Download PDF Print Page Citation Share Link

Last Reviewed on June 19, 2019, by eNotes Editorial. Word Count: 285

Wilmot goes out of his way to show that humans are not as great as they think they are. Here are a few examples.

Illustration of PDF document

Download A Satire Against Mankind Study Guide

Subscribe Now

For wits are treated just like common whores:
First they're enjoyed, and then kicked out of doors.

Wits were popular in their day; they were intelligent and verbally clever men and women who could make witty and/or outrageous statements that would end up in the next's day's penny newspapers or broadsheets. They were, in other words, early versions of celebrities. Wilmot says they use their minds to please other people with their words, and in spite of their intelligence, they are fools for doing so. Like today's celebrities and their "fifteen minutes of fame," they are loved one moment and despised the next.

Which is the basest creature, man or beast?
Birds feed on birds, beasts on each other prey,
But savage man alone does man betray.

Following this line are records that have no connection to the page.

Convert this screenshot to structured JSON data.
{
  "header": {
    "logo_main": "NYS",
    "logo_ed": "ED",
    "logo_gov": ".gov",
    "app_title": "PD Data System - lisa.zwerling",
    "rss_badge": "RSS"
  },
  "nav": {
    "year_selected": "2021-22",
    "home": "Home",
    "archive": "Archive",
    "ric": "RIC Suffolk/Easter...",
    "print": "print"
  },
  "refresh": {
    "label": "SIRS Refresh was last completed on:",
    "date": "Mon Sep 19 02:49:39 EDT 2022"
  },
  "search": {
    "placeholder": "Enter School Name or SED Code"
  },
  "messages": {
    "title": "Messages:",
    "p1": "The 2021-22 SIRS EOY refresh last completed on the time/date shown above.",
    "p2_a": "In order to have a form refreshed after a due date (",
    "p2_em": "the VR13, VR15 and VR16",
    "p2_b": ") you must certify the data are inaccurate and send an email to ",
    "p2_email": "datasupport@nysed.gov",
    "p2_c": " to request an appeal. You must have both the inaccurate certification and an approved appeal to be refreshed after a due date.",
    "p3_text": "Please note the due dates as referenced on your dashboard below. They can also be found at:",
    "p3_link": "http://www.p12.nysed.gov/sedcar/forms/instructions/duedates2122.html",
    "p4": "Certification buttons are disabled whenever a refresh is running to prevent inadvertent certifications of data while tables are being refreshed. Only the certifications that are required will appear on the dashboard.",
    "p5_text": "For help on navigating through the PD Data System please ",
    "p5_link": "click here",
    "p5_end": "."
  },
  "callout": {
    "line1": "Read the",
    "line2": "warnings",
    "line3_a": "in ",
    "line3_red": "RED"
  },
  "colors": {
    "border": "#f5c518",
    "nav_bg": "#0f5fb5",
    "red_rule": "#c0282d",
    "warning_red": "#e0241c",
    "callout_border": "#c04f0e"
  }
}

Wilmot, of course, answers the question with the answer "man." Animals, he notes, use violence because they need to eat, don't prey on their own species, and use the weapons they were born with, such as claws and fangs. Humans, however, pretend to be kind towards their fellow humans but turn on them violently, not out of need, but from "wantonness."

The difference lies, as far as I can see,
Not in the thing itself, but the degree

Wilmot says the question is not whether or not men are cowards and knaves (dishonest and wicked), but how cowardly or wicked. Which men are cowards and knaves of the "first degree"? In other words, who are the worst cowards and knaves? Wilmot again humorously shows that he doesn't have too much faith in humanity.

Unlock This Study Guide Now

Start your 48-hour free trial and unlock all the summaries, Q&A, and analyses you need to get better grades now.

  • 30,000+ book summaries
  • 20% study tools discount
  • Ad-free content
  • PDF downloads
  • 300,000+ answers
  • 5-star customer support
Start your 48-hour free trial